The Risks of Playing a Lottery

A lottery is a type of gambling in which people bet money on the chance that they will win a prize based on random selection. Typically, the prizes are monetary, but there are also keluaran hk sports teams and other items that can be won in a lottery. Many states have lotteries, with the proceeds from them used for public purposes such as education. There are some criticisms of lotteries, however, including the promotion of addictive gambling behavior and an alleged regressive tax on lower-income groups. In addition, some people claim that the prizes in a lottery are too high and don’t go to enough deserving winners.

There is a wide range of different types of lottery games, but most involve the same basic elements. A person places a bet, such as a dollar or more, and selects a number or symbol.
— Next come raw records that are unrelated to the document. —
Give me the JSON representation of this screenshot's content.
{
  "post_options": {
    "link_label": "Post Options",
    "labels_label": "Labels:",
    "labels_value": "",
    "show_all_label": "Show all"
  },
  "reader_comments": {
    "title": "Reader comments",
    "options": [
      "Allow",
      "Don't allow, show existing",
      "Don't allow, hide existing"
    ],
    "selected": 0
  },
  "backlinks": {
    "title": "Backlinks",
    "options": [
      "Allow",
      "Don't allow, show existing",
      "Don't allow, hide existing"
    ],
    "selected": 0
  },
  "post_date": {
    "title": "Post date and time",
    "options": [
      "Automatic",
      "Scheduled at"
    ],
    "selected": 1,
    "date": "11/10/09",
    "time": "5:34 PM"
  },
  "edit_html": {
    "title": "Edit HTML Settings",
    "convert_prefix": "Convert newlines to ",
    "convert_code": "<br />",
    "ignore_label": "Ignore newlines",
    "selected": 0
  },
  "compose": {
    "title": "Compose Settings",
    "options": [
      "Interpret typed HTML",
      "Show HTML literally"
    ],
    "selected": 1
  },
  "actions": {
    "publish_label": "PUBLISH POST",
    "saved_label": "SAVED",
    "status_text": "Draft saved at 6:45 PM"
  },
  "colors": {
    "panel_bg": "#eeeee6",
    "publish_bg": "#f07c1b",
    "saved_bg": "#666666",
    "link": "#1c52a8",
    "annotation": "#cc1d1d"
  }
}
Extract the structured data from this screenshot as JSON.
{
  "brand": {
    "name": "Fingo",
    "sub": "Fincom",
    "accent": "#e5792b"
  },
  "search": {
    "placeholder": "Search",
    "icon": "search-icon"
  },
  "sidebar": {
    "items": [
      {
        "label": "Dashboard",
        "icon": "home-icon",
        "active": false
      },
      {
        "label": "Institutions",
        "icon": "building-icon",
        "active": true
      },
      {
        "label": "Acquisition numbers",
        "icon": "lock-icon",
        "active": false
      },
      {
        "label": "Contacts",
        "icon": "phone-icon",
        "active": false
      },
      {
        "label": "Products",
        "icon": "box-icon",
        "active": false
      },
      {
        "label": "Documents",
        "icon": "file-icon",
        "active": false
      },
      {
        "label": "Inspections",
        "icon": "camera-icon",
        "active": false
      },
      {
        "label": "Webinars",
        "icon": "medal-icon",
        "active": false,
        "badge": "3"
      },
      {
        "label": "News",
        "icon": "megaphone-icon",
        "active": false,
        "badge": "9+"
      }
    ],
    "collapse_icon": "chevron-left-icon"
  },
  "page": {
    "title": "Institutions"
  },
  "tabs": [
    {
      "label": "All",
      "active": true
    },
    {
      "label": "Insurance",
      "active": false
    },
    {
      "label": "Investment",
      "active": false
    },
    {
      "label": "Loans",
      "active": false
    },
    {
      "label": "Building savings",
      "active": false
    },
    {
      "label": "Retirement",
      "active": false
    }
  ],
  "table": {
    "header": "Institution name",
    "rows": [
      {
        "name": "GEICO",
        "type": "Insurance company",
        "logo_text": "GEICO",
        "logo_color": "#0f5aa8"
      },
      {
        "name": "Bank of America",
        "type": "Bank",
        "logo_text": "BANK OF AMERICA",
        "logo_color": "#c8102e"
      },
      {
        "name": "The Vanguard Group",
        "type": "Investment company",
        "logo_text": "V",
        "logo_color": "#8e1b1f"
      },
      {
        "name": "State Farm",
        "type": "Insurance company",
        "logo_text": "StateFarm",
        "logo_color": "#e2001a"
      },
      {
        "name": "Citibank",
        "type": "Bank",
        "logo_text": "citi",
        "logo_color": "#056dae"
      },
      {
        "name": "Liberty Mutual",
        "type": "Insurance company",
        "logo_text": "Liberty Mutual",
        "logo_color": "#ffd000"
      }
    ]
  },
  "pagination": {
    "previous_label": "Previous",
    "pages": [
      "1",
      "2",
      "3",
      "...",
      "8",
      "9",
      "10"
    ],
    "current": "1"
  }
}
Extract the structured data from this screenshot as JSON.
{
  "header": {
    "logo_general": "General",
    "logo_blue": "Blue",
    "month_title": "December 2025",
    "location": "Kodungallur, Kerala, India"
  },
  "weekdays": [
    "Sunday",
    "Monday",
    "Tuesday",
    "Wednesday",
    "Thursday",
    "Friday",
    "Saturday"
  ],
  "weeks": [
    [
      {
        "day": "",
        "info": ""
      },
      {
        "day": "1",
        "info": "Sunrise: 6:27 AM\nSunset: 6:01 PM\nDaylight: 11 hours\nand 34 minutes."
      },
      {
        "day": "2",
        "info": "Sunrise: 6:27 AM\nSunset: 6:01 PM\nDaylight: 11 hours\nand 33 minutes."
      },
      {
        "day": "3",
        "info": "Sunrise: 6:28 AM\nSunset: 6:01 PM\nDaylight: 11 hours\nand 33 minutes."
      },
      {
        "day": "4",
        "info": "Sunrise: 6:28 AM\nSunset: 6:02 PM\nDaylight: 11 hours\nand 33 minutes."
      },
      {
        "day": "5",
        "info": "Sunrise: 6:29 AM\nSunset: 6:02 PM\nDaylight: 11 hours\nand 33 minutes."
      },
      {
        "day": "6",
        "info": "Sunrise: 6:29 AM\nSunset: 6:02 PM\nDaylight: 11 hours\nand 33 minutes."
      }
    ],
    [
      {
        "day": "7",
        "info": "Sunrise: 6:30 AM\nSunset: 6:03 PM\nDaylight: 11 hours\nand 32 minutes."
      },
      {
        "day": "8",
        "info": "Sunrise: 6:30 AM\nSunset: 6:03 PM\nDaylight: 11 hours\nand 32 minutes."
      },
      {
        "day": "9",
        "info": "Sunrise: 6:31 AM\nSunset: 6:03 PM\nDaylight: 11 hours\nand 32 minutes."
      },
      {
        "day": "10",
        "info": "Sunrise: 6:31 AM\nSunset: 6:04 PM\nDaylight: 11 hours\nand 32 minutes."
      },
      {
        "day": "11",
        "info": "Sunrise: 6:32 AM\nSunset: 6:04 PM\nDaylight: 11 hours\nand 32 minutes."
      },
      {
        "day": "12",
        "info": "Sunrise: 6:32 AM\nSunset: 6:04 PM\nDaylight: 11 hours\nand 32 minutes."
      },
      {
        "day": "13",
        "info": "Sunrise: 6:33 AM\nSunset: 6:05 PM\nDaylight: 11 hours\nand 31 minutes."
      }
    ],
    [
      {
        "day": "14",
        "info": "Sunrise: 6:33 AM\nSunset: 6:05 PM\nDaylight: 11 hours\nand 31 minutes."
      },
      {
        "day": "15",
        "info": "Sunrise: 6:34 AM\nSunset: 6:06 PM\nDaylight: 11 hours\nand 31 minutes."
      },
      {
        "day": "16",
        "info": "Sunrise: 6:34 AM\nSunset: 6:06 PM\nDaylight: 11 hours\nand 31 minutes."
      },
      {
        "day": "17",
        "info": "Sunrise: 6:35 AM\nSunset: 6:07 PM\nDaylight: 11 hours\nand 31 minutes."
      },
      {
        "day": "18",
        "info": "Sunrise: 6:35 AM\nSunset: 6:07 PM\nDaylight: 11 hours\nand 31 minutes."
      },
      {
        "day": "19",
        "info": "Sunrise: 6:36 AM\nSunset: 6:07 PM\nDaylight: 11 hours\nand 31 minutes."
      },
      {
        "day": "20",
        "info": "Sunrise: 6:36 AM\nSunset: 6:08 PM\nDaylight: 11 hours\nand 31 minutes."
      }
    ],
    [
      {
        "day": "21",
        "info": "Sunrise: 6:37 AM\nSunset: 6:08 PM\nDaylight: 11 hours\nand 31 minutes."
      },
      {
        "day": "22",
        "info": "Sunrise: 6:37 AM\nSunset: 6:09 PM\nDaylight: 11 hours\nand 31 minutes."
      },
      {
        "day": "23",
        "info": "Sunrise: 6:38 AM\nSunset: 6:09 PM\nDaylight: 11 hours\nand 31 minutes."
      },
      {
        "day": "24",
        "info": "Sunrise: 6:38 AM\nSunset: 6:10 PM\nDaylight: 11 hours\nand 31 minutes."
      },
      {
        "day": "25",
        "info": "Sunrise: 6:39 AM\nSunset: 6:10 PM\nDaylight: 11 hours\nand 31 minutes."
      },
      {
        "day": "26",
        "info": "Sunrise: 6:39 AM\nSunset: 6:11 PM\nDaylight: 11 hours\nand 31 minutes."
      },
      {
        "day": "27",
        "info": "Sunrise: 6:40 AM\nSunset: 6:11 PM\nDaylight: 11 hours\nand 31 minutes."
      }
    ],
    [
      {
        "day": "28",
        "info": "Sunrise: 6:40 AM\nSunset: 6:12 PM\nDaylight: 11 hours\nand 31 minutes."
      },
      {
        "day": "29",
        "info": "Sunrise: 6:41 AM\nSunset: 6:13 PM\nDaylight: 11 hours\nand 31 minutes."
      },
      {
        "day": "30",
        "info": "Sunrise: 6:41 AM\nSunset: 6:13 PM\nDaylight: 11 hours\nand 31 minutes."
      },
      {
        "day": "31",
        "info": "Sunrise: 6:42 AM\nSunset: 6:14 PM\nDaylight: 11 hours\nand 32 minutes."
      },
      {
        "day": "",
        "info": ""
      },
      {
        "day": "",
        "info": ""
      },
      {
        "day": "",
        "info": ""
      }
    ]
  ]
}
The bettor then writes his name on the ticket or other identification, which is then deposited with the lottery organization for shuffling and selection in a drawing. Some modern lotteries use computer systems to record the bettor’s identification and amounts staked, with the number(s) or symbols being selected by the computer for entry into a pool of possible winners.

The earliest state-sponsored lotteries were in Europe, and the word itself is thought to have been derived from Middle Dutch loterie, meaning “action of drawing lots.” A lottery is a form of gambling, which is illegal in most jurisdictions. Lottery officials generally attempt to keep the game honest, with rules and procedures in place to avoid cheating and other misconduct. Despite these efforts, lottery scams are common, and it is important for consumers to understand the risks of playing a lottery.

In the short story The Lottery, Shirley Jackson explores themes of violence and devotion to traditions. The main theme is the idea that tradition can be so strong and powerful that it will blind a society to its wrongness. This is illustrated when the villagers in the story turn against Tessie Hutchinson, even though she did nothing wrong. The villagers’ fervor for tradition leads to their persecution of her, and it highlights how dangerous it can be to challenge the status quo.

Until the 1970s, state lotteries were little more than traditional raffles in which people bought tickets for a future drawing that was often weeks or months away. Innovations in that decade, however, led to a rapid expansion of the lottery industry and a constant introduction of new games. Revenues grew dramatically at first, but eventually began to plateau or decline. This resulted in a need to innovate even more to maintain and increase revenues, as well as a growing chorus of critics, who cite problems with the games such as their potential for addictive gambling and their regressive impact on low-income communities.